Every line of the material that includes the word "cisco" is to be shown.

++++++++++++++++++++

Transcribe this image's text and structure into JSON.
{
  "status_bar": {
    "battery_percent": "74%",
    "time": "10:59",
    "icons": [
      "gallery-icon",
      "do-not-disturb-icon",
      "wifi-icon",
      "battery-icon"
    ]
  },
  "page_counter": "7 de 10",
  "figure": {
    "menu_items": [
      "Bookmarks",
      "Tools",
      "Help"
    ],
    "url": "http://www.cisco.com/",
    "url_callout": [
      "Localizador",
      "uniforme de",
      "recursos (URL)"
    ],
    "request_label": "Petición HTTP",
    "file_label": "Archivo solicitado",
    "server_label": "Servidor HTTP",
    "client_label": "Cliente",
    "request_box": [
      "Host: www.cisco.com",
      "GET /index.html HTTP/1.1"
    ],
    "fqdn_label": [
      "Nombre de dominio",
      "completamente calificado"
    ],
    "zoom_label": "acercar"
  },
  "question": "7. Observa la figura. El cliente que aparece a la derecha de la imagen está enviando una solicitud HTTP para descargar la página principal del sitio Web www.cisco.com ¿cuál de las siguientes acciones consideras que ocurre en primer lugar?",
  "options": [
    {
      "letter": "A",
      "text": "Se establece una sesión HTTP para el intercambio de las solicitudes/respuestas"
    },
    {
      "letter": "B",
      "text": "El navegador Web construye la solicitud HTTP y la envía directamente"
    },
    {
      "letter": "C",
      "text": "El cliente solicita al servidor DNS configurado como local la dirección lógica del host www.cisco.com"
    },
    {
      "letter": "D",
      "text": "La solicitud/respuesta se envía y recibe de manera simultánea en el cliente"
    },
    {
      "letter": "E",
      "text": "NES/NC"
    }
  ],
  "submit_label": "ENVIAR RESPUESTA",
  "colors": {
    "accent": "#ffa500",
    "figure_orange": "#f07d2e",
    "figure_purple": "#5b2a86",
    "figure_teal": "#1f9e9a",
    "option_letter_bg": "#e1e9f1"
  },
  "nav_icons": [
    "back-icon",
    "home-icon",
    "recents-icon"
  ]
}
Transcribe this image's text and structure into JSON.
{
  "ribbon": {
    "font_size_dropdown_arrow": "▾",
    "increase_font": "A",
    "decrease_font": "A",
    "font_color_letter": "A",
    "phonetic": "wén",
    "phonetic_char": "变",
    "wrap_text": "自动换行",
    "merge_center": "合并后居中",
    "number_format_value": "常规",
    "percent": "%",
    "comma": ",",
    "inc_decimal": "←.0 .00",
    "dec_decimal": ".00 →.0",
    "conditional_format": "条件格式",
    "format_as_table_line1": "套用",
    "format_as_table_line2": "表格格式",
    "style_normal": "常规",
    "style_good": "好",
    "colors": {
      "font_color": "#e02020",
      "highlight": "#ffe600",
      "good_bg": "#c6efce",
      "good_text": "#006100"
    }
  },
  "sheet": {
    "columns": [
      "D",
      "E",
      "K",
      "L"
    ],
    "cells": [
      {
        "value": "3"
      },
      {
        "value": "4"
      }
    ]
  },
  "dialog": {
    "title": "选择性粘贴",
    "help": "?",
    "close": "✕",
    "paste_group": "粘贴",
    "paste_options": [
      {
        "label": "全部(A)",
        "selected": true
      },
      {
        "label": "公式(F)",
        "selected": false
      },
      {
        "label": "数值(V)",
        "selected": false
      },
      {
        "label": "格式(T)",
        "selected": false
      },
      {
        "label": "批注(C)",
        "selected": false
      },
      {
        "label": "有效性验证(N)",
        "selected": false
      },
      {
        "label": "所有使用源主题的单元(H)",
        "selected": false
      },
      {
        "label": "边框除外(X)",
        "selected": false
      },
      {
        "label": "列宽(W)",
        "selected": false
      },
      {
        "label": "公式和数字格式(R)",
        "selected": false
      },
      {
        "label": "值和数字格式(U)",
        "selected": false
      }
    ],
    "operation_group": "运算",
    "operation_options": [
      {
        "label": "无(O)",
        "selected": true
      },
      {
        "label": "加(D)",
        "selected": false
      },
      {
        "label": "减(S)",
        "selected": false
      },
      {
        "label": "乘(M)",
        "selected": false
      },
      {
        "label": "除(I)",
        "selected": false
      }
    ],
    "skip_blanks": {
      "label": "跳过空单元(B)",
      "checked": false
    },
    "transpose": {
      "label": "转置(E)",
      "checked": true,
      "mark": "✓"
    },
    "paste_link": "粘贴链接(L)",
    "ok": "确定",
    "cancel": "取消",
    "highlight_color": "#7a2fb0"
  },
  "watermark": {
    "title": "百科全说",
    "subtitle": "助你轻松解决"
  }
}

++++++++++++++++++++

[Answer to this problem]
    "url": "http://www.cisco.com/",
      "Host: www.cisco.com",
  "question": "7. Observa la figura. El cliente que aparece a la derecha de la imagen está enviando una solicitud HTTP para descargar la página principal del sitio Web www.cisco.com ¿cuál de las siguientes acciones consideras que ocurre en primer lugar?",
      "text": "El cliente solicita al servidor DNS configurado como local la dirección lógica del host www.cisco.com"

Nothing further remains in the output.